TASK OBJECTIVE
Go through the entries below and copy every line that holds the word "this".

Start of EXCERPTED RECORDS

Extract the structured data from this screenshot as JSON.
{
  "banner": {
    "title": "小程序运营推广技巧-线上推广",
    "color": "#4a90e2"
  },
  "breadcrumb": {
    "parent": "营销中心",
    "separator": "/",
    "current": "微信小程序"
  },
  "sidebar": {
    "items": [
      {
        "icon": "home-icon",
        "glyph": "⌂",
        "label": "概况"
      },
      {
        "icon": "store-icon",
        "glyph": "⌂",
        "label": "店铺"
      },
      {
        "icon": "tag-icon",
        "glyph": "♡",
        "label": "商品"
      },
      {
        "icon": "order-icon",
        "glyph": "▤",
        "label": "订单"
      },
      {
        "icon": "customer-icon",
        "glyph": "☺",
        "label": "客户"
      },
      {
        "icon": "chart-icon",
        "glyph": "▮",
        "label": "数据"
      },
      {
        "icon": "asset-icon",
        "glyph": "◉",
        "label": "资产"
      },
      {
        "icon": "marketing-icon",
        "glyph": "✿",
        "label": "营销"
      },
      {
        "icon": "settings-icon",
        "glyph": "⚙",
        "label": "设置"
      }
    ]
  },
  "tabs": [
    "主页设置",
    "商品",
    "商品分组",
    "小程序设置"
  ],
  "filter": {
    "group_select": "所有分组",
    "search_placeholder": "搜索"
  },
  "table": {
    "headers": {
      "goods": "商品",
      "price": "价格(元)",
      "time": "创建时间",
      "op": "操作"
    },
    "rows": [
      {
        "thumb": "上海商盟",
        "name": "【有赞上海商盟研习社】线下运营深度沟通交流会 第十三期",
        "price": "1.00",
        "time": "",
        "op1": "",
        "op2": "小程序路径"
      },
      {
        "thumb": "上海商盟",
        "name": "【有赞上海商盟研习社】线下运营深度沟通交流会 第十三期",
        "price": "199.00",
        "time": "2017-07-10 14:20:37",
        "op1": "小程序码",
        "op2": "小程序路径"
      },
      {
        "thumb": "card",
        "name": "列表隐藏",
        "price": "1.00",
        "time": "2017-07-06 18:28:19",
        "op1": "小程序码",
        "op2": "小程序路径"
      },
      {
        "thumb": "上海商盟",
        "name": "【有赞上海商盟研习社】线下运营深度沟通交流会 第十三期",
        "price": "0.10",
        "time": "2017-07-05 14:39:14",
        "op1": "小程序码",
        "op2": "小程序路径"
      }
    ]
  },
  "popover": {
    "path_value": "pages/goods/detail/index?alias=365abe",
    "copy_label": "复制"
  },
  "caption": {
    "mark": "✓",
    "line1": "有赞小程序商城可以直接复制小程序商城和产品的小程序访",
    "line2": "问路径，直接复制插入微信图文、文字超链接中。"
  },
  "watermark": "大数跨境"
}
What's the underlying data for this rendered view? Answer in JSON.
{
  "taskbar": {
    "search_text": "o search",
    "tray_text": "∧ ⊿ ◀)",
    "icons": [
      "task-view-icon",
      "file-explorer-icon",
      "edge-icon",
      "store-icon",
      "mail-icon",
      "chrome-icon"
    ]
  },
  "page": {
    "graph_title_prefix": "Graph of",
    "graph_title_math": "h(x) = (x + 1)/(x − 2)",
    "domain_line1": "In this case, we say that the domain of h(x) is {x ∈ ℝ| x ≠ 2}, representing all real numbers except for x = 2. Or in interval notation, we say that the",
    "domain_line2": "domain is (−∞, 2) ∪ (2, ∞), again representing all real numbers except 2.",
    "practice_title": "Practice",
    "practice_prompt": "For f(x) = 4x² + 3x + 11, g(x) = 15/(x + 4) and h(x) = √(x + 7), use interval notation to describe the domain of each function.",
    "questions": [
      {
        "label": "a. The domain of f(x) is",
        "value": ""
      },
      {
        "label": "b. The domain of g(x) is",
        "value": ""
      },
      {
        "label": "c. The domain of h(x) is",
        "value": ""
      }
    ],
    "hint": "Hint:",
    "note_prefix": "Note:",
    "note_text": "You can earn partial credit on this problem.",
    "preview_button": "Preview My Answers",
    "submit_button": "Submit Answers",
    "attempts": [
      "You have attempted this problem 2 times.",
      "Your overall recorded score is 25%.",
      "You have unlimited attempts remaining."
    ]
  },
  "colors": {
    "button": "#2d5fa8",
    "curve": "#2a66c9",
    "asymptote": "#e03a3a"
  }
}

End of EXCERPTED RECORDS

WRITTEN ANSWER
Extract the structured data from this screenshot as JSON.
What's the underlying data for this rendered view? Answer in JSON.
    "domain_line1": "In this case, we say that the domain of h(x) is {x ∈ ℝ| x ≠ 2}, representing all real numbers except for x = 2. Or in interval notation, we say that the",
    "note_text": "You can earn partial credit on this problem.",
      "You have attempted this problem 2 times.",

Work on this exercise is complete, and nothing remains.